Sadly, most of the discourse on Gaza is hopelessly ensnared on what Benjamin Netanyahu once referred to as a “reversal of causality”. For, contrary to widely held perceptions, the dire socio-economic conditions in the terror-ruled enclave are not the cause of the anti-Israel antipathy that festers there; it is festering anti-Israel antipathy that is the cause of these dire socio-economic conditions.
The penury and privation in Gaza is the product of choices made by Gazans, not a fate imposed on it by Israel. They are inherent to the Judeophobic political aspirations of the Palestinian-Arabs and Israel should not be called on to reconcile itself to them and certainly not to reward them.
One might be excused for expecting that as Defense Minister, Lieberman would be leading the way in expounding such a viewpoint.
What must be done
The recent resurgence of violence from Gaza, coupled with the accumulated experience of the last quarter-century and the growing presence of jihadi elements in adjoining Sinai, leads to the inevitable conclusion, however unpalatable: Israel can only determine who controls Gaza and what emanates from Gaza if it controls Gaza itself.
The only way it can do this while avoiding the need for indefinitely ruling over “another people” is to relocate the “other people,” with generous funding, to promote the emigration of non-belligerent Gazans to third-party countries, which certainly seems a more humane outcome than allowing them to languish in their current condition.

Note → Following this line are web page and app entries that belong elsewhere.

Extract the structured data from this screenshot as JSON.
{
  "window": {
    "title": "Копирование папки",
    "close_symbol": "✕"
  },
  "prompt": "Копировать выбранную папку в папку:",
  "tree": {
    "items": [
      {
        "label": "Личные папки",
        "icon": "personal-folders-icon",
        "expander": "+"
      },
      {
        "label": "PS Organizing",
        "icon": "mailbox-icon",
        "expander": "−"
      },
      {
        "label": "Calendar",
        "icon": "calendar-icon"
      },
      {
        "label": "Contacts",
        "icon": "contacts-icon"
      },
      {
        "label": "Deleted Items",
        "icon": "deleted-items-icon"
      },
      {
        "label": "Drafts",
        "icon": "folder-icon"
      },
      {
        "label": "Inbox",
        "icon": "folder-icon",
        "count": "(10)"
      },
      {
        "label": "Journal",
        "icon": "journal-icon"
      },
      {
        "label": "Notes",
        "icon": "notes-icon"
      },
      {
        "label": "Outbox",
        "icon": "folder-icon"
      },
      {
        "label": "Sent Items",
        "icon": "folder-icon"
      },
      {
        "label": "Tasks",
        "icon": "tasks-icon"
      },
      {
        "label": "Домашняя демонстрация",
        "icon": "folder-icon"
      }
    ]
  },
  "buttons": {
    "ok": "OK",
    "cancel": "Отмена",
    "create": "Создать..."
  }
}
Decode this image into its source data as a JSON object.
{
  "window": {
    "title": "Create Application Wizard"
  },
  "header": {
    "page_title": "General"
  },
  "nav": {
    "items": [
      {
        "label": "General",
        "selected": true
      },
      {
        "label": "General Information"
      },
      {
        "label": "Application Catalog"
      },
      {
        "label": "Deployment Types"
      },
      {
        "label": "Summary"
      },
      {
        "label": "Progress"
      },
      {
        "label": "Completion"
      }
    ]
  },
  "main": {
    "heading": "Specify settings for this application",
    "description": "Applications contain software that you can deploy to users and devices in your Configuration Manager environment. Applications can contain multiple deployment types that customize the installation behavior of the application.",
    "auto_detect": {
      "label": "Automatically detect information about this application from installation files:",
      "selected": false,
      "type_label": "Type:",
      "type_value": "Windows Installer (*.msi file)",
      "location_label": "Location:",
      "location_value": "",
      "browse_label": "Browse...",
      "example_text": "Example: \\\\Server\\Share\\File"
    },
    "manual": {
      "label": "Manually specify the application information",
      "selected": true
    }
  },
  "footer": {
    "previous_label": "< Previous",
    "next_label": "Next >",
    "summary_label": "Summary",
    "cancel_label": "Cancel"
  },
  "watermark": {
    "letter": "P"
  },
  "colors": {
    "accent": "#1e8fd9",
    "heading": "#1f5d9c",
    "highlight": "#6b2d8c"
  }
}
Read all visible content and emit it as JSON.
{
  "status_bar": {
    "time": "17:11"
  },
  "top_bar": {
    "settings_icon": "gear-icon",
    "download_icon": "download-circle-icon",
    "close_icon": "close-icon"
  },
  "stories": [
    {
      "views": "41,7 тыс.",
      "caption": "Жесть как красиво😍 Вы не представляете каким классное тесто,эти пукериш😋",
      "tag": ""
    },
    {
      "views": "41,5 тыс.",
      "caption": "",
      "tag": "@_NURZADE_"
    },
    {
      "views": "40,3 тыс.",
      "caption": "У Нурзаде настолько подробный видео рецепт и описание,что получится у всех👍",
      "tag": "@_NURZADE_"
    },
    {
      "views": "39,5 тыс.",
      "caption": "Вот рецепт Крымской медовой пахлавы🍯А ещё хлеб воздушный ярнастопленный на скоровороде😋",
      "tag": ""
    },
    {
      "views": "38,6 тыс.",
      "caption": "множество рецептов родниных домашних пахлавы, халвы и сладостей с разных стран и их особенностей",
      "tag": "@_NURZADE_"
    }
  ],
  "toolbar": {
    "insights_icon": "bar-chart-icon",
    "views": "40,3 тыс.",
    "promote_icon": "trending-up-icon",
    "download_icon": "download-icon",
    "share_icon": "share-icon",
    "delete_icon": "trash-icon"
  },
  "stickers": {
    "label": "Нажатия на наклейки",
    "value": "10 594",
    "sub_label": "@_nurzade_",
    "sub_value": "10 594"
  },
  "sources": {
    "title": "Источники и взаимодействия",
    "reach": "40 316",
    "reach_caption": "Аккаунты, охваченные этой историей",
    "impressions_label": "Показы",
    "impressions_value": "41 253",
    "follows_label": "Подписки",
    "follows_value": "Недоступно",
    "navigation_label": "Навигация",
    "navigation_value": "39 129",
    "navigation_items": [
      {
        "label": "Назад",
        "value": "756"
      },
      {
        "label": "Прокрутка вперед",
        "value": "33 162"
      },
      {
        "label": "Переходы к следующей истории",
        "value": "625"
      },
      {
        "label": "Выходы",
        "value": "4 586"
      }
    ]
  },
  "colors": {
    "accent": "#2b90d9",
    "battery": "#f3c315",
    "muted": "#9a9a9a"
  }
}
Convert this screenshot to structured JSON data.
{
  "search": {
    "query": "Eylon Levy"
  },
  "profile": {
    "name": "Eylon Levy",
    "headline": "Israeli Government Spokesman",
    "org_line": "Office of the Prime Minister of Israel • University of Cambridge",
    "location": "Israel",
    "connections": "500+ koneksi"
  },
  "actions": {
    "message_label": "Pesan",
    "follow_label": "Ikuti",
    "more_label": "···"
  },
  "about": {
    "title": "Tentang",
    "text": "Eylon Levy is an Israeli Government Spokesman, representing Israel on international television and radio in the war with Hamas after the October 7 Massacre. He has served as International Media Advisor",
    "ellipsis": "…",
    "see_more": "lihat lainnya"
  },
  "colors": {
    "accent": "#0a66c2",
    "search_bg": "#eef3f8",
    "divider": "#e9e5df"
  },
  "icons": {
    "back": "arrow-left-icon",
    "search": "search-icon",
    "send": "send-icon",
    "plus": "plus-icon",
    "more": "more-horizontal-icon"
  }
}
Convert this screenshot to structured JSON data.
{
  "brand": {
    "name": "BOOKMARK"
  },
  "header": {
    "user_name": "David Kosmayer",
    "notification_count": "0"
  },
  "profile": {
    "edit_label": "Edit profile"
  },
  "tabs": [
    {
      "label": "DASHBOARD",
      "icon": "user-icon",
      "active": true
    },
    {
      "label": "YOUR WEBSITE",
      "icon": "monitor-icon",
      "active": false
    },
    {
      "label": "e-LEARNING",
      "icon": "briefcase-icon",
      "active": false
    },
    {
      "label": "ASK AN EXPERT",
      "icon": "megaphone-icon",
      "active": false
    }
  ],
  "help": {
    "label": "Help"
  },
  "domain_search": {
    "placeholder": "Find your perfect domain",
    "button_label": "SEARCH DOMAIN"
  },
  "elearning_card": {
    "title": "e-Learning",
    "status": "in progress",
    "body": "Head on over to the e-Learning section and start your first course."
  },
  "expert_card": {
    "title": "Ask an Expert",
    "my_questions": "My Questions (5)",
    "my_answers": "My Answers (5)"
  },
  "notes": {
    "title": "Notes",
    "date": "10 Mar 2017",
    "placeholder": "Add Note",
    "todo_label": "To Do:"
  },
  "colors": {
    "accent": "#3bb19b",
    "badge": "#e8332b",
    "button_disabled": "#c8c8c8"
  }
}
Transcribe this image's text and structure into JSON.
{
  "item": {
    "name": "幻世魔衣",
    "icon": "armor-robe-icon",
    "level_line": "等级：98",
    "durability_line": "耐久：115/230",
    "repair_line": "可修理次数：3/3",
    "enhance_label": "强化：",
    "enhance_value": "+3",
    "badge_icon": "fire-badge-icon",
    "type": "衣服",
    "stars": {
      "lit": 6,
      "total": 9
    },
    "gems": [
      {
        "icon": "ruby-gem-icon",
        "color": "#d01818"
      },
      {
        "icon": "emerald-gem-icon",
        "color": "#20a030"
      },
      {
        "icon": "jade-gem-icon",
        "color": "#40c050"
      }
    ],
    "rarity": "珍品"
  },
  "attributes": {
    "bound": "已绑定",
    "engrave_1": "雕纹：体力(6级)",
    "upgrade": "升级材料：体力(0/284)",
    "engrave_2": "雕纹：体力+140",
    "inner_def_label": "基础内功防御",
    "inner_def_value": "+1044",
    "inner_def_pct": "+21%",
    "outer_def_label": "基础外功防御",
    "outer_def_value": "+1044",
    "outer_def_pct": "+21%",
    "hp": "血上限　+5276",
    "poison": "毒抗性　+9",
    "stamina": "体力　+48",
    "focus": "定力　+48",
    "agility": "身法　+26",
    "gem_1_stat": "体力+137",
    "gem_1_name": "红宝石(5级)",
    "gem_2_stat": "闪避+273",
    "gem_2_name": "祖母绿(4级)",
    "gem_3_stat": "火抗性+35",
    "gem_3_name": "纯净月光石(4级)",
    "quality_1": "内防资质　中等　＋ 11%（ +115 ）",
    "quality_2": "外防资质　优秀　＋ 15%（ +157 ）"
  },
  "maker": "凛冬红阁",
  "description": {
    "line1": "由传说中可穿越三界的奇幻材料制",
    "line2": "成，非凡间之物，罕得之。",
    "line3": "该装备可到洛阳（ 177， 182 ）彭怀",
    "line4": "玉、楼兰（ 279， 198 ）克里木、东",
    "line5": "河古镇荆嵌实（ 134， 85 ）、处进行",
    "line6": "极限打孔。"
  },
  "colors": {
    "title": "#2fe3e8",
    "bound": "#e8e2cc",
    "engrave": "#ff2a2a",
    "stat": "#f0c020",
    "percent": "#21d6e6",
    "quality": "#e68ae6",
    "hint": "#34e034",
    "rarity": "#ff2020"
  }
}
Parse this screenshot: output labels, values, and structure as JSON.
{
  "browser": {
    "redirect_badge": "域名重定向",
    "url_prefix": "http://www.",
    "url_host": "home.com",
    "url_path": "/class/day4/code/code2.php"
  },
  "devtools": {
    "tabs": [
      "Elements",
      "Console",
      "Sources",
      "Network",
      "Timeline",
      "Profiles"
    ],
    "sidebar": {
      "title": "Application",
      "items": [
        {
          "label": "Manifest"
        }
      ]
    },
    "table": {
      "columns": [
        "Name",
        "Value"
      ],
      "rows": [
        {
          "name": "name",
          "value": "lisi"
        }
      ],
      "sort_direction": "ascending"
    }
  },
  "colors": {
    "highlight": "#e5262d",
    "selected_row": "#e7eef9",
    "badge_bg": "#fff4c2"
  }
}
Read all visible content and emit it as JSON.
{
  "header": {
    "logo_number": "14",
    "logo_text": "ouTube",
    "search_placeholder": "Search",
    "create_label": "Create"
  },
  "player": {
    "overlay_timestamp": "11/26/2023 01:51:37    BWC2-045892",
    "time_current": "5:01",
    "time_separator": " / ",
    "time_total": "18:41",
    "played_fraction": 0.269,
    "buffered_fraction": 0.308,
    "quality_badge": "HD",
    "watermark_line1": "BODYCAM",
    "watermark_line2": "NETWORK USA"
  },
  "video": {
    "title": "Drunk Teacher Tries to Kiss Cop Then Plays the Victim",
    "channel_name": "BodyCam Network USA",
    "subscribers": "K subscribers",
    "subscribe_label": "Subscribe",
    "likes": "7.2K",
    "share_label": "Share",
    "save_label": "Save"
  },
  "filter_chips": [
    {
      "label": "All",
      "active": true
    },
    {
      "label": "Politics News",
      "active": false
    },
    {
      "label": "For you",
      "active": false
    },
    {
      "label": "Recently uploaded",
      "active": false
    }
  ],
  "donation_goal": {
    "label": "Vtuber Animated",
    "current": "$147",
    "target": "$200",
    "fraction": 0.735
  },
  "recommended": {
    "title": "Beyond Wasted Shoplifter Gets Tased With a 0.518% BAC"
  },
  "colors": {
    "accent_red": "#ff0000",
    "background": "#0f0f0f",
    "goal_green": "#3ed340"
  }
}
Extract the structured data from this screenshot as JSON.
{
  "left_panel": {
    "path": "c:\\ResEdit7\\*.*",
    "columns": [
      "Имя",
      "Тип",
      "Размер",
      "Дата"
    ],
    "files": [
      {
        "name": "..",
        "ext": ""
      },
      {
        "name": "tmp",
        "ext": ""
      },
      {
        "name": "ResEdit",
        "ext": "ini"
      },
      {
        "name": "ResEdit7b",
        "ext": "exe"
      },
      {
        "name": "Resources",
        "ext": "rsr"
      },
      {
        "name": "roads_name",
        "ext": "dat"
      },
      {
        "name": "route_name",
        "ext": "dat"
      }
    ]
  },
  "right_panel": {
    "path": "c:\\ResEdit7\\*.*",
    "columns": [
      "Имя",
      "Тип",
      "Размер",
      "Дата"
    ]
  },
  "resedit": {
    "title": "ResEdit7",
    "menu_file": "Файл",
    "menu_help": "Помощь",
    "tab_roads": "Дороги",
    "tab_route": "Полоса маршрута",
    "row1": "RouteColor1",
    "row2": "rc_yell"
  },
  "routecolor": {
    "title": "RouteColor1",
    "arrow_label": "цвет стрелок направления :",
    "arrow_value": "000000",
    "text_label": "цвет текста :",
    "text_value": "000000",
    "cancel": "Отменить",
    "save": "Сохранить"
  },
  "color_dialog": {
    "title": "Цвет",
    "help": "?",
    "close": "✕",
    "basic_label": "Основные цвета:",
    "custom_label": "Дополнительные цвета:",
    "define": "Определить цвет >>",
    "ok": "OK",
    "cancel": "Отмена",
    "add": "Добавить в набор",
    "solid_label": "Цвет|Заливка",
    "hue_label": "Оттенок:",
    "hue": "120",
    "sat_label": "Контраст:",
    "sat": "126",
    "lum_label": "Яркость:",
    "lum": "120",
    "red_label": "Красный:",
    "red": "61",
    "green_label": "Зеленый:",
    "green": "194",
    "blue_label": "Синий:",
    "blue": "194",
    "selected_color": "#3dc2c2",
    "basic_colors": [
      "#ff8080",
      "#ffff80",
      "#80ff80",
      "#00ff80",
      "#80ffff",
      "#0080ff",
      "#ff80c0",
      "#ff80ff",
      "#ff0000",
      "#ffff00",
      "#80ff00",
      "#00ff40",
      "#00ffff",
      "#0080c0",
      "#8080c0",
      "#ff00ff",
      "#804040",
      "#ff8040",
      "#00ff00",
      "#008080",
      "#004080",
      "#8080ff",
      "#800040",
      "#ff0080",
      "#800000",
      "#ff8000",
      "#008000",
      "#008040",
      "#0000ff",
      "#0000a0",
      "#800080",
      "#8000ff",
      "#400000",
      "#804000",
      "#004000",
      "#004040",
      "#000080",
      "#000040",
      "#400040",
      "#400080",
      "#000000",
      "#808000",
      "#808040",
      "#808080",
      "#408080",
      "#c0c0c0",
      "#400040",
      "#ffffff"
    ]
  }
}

This is clearly a sharp departure from conventional wisdom and a massive public diplomacy offensive—as I have long advocated—to facilitate its implementation will be required—conveying why incentivized emigration imperative; what staggering sacrifices Israel has made, to no avail, in trying alternative avenues; and explaining why refraining from such relocation and rehabilitation will only precipitate further tragedy and trauma for Jew and Arab alike.
Of course, along with the positive inducements to leave, Israel will have to institute negative disincentives for staying, by announcing that it will gradually deny the supply of all services to non-Israeli populations. After all, if continued supply of utilities is used to endanger Israeli civilians, it is clearly immoral to persist with such supply.
The bleak choice: Arabs in Gaza or Jews in Negev
The bitter truth is that unless there is a dramatic change in the approach to Gaza, the current pattern of recurring violence will continue to escalate—and the Jewish residents of the south are unlikely to endure these realities indefinitely.
Accordingly, the bleak choice facing the Israeli leadership is this. There will either be Arabs in Gaza or Jews in the Negev; there will not be both.
If Defense Minister Lieberman does not grasp this and act accordingly, he is unlikely to improve his current grade of “F.”